I was delighted to see this publication in the British Medical Journal (BMJ) “Quality Improvement in Practice”.
We talk about change and the journey of change so frequently in healthcare that it has actually ground us to a great big halt. Yet, in recent weeks we have had to change despite all odds and adapt to a completely new way of working in and out of healthcare. What does this mean for us, and for healthcare?
Quality Improvement is steadily becoming the ‘go-to’ science that is believed will aid us in improving and developing healthcare service delivery and implementation, to help us sustain and transform the future.

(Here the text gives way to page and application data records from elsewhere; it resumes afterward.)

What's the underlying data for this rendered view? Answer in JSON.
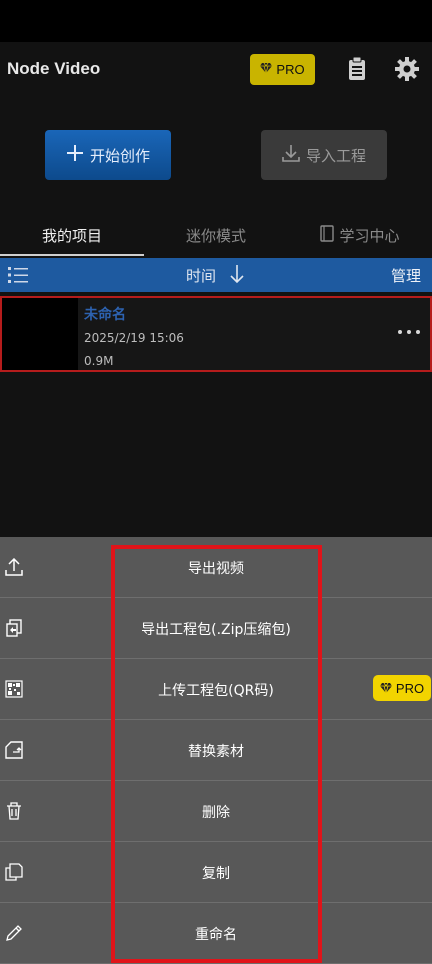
{
  "header": {
    "title": "Node Video",
    "pro_badge": "PRO",
    "clipboard_icon": "clipboard-icon",
    "settings_icon": "gear-icon"
  },
  "actions": {
    "create_label": "开始创作",
    "import_label": "导入工程"
  },
  "tabs": [
    {
      "label": "我的项目",
      "active": true
    },
    {
      "label": "迷你模式",
      "active": false
    },
    {
      "label": "学习中心",
      "active": false
    }
  ],
  "sortbar": {
    "sort_label": "时间",
    "manage_label": "管理"
  },
  "project": {
    "name": "未命名",
    "date": "2025/2/19 15:06",
    "size": "0.9M"
  },
  "menu": [
    {
      "label": "导出视频",
      "icon": "upload-icon"
    },
    {
      "label": "导出工程包(.Zip压缩包)",
      "icon": "export-package-icon"
    },
    {
      "label": "上传工程包(QR码)",
      "icon": "qr-code-icon",
      "pro": "PRO"
    },
    {
      "label": "替换素材",
      "icon": "replace-icon"
    },
    {
      "label": "删除",
      "icon": "trash-icon"
    },
    {
      "label": "复制",
      "icon": "copy-icon"
    },
    {
      "label": "重命名",
      "icon": "pencil-icon"
    }
  ],
  "colors": {
    "accent_blue": "#1e5aa0",
    "pro_yellow": "#f2d400",
    "highlight_red": "#e0141a"
  }
}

As an improvement scientist and having had the privilege of studying this wonderful subject, I understand the magic and opportunity it can bring. However, what has been and continues to be my worry, is how we bring this to the people, and by the people, I mean our colleagues, co-workers, teams and their leaders.
QI talks about the translational gap between academia, science and practice and the belief that QI can help lessen this gap. This is absolutely true, it can…..but unless we want to fall into our own translational gap, we must apply the same theory….how do we get QI knowledge and practical skills more broadly and widely available and ‘taught’ to frontline staff and teams? If we don’t then we will miss QI’s true and wonderful ability to see healthcare through a different lens. QI cannot be just an academic perspective and it cannot be an elitist set of skills that marginalise key operational staff. We have to use it as it was intended, in practice.
It is my absolute belief that we have to take this to the people and the people we serve to co-produce and create a service and system that not only meets the needs of the people, but supports an environment where our staff feel empowered, listened to, and have some control over the care they deliver. It doesn’t have to be complicated, and it doesn’t have to be time greedy, and absolutely anyone can use it.
Agreed, QI alone will not tackle all health and care delivery challenges, we face but it should, in my opinion, be an integral component of all our ‘toolkits’ now more than ever to lead, transform and sustain our much-loved health and social care service.
By Laura Marshall, published 14th April 2020.